Downloadable Video Simulation from the Teaching Negotiation Resource Center This video simulation on power asymmetry and principal agent dynamics by Professor Lawrence Susskind and Robert Wilkinson was designed to give students insights into the challenges surrounding difficult conversations, both with people across the table, as well as with people on their own side. The Power Asymmetry and … Read More 

How to Balance Your Own Values in Negotiation

Posted by PON Staff & filed under Business Negotiations.

What are the best negotiation examples from real life? Imagine that you’ve been negotiating the sale of a property that is owned by your company. The buyer has made an attractive offer that you’ve tentatively accepted. Your boss is pleased with the terms as they stand, but suggests that you go back to the buyer … Read More 

Communicate Your Interests Behind the Deal

Posted by PON Staff & filed under Mediation.

As integrative negotiations students know well, focusing on interests in negotiation has proven to be the most reliable way to create value and resolve conflicts. Experience indicates that communicating with your lawyers the motivations behind a deal or negotiated agreement is well worth the time. … Read More 

The Impact of Anxiety and Emotions on Negotiations

Posted by PON Staff & filed under Negotiation Skills.

Intense negotiation scenarios, we often choose to consult an expert for advice, preferably someone who has carried out hundreds of similar deals with great success. When we consult with others on our negotiations, we must weigh their advice against our own opinions and research. Past negotiation research finds that we tend to undervalue advice from … Read More 

What Does Conflict Management Mean in Business Negotiations with Competitors?

Posted by Katie Shonk & filed under Conflict Resolution.
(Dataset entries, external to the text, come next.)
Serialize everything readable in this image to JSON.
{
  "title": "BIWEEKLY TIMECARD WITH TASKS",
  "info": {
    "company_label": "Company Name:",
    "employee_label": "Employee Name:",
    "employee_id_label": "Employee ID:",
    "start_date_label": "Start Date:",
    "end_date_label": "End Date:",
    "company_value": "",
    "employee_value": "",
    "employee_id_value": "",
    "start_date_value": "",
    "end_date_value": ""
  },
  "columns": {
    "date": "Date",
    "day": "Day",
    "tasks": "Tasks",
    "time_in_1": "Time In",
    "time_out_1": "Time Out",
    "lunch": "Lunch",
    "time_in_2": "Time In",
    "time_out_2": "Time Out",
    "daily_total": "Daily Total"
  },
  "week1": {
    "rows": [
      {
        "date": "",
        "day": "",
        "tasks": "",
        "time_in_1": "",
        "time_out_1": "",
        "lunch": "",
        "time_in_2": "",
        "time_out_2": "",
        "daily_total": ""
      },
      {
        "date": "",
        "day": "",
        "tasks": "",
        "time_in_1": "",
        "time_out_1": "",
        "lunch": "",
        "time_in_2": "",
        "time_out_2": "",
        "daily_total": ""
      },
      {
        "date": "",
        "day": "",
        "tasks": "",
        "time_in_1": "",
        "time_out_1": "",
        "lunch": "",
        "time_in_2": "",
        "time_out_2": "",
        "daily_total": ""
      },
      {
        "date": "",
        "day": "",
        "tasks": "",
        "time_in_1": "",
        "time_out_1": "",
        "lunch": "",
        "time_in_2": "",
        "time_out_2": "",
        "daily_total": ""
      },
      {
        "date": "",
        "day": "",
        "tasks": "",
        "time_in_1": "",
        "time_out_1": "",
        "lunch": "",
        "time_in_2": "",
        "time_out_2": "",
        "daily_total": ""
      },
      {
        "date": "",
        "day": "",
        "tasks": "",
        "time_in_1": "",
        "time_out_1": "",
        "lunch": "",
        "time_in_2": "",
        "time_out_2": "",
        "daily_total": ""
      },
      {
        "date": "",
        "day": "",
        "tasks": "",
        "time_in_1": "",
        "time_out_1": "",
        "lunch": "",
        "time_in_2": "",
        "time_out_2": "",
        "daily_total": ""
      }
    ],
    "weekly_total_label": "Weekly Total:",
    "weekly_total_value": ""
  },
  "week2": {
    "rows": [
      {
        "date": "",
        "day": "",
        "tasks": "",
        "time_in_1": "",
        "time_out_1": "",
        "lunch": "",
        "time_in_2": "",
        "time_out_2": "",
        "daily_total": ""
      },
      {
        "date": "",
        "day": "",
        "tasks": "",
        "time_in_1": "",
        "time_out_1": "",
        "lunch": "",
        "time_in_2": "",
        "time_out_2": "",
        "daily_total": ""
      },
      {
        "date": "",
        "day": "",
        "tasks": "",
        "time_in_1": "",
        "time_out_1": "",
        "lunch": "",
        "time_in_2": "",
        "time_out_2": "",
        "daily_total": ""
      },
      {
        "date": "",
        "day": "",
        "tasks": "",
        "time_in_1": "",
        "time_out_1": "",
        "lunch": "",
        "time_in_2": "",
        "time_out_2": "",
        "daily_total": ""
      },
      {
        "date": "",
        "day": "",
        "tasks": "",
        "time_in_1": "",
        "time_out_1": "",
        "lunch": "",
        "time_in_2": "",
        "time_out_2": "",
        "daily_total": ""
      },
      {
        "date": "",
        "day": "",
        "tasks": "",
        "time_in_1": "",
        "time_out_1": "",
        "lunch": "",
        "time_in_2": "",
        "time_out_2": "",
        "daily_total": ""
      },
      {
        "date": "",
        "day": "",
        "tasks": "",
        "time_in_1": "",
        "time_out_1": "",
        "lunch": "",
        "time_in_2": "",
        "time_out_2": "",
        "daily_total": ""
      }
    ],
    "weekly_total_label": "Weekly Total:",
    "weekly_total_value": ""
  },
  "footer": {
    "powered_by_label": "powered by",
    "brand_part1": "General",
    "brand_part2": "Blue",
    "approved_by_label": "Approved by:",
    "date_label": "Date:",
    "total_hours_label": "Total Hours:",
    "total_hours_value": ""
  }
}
They say it pays to keep your friends close and your enemies closer, but in business negotiation, keeping your enemies—or competitors—close could end you up in court, as Apple’s recent encounter with the U.S. Department of Justice suggests. The story begins back in 2007 when, unhappy with Amazon’s low, flat price of $9.99 for e-books, five … Read More